As far as conditional preferences, for a holo card I’m all about the holo itself and the overall eye appeal. More whitening on the back doesn’t bother me as much, especially for a binder copy. I’m only going to be looking at the front in a binder usually, so nice centering and a clean holo appeals to me. For non-holos, I pretty much apply the same rule.

A good example of what I look for is a Pidgeot I bought recently, it might have a tiny dent or small crease, but I consider this perfect for a binder and it’s a PSA 6. The holo is flawless from what I can tell, and it was a bargain price at auction:


Ah I see, if I recall correctly doesn’t a dent or small crease automatically bump you down to a 6 regardless of everything else? I can definitely see how that would be a great binder card with 3/4ths of the card being minty.(btw congratz on the steal)
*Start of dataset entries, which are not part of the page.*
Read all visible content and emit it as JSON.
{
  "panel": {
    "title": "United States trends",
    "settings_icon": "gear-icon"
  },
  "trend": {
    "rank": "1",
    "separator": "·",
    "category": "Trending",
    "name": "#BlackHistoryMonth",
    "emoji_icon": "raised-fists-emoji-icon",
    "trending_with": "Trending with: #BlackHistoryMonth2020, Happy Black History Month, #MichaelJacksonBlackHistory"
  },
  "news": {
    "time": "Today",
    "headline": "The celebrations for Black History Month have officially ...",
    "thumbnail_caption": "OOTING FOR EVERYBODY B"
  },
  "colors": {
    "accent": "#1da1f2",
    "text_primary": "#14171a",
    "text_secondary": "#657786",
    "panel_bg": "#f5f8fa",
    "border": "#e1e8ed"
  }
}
1 Like

Yea I can really see now that it’s just so different depending on all the variables.

So then let me ask a different question. Given the same card at the same grade how much more different can it get when comparing to other grade company’s? I’m sure CGC and Becket wouldn’t be drastically different but I’ve definitely talked with people who wouldn’t pay raw price for a ace grade or what have you any other small grade company. I hear a variety of people who will purchase CGC and try to cross to psa but is it really that much of a difference that you are willing to go through that process…?

I’m curious to hear Jon’s answer to this question, but in the meantime here’s what I feel the rough equivalencies are based on my experience:

PSA 10 = CGC 9.5
PSA 9 = CGC 9
PSA 8 = CGC 8.5
PSA 7 = CGC 8

These are approximations, of course, and it will vary from card to card. Basically, though, PSA and CGC are quite similar at the top of the grading scale. I don’t think that either is stricter than the other. But when you get below 9, PSA is stricter. So, for instance, I would pay more for a PSA 8 than a CGC 8.

(note: my experience is with pre-2007 English holos, so this scale may differ slightly for other sorts of cards)